Data for the task

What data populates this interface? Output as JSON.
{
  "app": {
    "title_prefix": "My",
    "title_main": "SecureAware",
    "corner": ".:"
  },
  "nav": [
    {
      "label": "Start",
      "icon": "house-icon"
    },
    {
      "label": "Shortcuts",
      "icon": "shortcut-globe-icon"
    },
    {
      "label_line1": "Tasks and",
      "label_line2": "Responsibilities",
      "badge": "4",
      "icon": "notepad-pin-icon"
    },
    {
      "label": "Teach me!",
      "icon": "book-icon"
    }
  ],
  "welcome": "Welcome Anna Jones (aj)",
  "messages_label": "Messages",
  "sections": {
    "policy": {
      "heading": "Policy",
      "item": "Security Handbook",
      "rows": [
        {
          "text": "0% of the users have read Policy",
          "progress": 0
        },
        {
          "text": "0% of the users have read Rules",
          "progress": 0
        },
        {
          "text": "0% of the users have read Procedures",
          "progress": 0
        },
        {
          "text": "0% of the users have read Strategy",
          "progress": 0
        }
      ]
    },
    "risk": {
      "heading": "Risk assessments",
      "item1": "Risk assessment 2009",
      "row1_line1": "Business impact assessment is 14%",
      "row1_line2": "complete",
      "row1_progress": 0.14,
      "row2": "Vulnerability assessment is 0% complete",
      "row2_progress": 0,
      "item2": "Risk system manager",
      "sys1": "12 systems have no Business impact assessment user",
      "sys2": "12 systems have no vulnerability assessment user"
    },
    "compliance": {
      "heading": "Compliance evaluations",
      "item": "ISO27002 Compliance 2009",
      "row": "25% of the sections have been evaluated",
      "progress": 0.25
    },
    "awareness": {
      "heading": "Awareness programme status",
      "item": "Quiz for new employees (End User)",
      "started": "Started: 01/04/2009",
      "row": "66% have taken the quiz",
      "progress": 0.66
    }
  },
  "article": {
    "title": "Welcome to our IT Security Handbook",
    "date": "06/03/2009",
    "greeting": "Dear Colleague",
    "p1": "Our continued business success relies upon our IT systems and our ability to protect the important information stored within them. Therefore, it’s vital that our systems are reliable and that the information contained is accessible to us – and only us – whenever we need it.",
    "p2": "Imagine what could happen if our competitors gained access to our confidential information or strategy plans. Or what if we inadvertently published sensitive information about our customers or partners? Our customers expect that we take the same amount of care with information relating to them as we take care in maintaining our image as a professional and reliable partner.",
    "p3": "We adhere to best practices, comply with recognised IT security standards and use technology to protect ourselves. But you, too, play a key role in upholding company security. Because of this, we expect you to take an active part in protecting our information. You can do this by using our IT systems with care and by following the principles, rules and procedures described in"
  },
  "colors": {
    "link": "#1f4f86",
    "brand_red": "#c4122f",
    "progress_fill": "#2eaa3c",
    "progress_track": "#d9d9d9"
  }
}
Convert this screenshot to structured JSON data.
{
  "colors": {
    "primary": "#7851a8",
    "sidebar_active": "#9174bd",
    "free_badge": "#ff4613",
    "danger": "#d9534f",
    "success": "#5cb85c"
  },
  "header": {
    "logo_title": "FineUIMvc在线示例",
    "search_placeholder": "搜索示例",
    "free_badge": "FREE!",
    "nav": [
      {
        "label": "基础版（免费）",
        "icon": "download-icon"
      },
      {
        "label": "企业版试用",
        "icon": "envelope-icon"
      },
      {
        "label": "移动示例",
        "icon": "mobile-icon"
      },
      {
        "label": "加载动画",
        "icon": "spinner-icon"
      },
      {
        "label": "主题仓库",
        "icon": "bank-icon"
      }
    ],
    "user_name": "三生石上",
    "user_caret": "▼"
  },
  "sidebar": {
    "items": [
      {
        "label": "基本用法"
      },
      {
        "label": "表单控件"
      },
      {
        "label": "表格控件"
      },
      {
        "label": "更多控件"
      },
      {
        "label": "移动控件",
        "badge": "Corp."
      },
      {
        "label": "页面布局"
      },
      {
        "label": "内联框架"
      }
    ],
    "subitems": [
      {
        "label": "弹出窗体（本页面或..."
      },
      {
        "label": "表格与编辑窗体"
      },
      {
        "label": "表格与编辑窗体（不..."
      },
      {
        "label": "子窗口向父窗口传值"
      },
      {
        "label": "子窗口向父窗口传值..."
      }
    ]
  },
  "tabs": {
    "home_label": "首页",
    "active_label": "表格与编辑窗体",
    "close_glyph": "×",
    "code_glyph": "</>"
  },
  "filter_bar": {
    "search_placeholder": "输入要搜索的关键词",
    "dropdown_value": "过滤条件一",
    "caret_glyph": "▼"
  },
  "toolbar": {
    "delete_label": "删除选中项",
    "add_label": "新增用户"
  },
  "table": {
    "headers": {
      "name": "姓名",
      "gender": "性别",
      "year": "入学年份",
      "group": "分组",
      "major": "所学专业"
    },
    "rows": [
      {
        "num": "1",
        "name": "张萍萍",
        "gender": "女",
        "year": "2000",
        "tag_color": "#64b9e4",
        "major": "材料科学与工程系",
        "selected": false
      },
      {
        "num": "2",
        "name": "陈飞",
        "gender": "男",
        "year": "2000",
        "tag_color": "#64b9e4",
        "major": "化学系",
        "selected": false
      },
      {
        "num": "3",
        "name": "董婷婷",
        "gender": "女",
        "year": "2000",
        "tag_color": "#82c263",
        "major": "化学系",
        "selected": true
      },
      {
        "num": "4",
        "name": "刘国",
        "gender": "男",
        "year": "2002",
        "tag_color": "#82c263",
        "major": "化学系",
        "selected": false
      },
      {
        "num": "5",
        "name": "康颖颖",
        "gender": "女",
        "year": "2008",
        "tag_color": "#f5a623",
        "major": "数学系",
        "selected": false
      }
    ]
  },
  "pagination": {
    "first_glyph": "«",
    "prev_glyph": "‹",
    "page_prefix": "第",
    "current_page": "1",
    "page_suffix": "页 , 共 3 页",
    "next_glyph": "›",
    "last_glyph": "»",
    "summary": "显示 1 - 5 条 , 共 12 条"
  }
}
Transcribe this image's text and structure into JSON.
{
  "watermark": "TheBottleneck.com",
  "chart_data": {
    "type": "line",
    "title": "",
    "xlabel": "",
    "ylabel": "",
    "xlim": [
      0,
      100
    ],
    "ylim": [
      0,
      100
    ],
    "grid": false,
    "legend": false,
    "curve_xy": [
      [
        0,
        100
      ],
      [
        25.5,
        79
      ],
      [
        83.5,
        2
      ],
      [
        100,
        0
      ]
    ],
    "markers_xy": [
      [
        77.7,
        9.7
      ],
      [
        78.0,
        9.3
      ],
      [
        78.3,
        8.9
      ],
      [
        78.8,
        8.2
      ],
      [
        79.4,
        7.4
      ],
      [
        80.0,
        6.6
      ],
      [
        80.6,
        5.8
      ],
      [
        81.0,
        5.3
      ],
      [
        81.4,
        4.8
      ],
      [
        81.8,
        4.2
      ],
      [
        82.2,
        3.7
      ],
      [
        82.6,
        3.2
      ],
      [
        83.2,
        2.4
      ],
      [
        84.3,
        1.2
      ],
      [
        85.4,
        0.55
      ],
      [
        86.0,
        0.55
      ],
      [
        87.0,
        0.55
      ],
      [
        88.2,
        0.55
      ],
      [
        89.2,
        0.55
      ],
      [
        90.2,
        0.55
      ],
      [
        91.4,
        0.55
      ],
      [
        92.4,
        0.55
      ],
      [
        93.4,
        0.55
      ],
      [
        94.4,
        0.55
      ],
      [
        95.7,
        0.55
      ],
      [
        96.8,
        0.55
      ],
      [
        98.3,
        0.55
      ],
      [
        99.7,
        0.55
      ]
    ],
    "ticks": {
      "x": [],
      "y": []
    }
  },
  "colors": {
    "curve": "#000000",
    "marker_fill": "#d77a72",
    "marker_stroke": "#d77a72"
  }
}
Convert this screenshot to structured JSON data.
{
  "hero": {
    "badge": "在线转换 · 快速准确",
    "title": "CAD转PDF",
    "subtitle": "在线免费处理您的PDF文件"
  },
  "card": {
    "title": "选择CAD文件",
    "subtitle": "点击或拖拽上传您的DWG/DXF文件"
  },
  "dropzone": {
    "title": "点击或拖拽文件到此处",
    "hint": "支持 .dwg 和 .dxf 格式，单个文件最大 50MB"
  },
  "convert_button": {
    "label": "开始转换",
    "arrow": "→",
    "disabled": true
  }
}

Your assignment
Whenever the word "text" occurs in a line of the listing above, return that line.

Solution to the problem
          "text": "0% of the users have read Policy",
          "text": "0% of the users have read Rules",
          "text": "0% of the users have read Procedures",
          "text": "0% of the users have read Strategy",
Transcribe this image's text and structure into JSON.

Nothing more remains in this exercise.